Support services is also responsible for maintenance, delivery and pick up of the Academy's training trailers. These include live-fire trailers as well as a number of mobile training systems that enable local firefighters to receive specialized training at their stations or regionally instead of traveling to Provo or some other central place. To accomplish this, the Academy employees part time drivers to operate the 1.5 UFRA tractors. (The other .5 tractor is owned by UVU's Professional Driving program.) These drivers also assist in the FEP Program to get vehicles out to needy local departments.
Over the last five years the Academy has steadily increased the number of classes and instructor hours delivered in all formats including distance learning on the EDNET System. (See attached 1995-99 training summary)

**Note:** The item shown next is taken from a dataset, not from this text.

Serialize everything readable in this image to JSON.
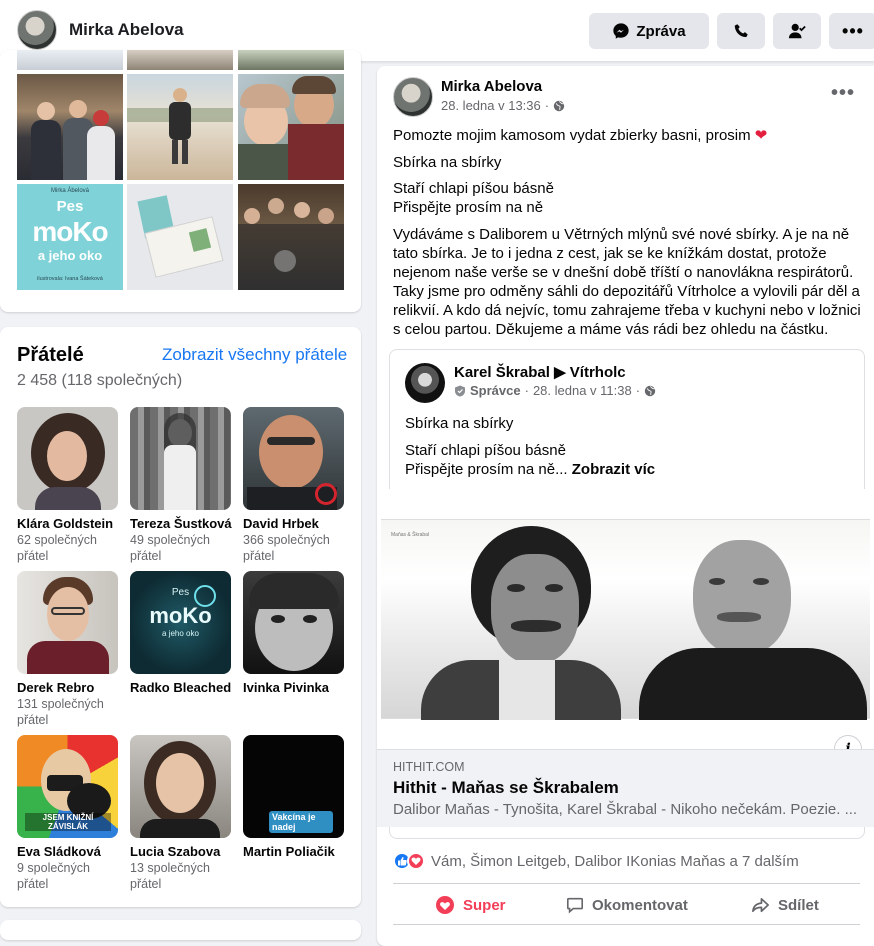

One of the most serious problems facing the state is the necessity to provide certification for all levels of fire service personnel. The consensus reached in the planning process and now being executed, is that departments and individuals need an incentive to go through the hundreds of hours of initial and ongoing training to become and remain certified to national standards. There is a grant system jointly operated by the Academy and the Division of Forestry, Fire and State Lands to encourage professionalism by making grants available to those working towards certification and reporting fires to the Fire Marshal. This grant has increased from an initial $90,000 to the current $231,000 from state and federal funds.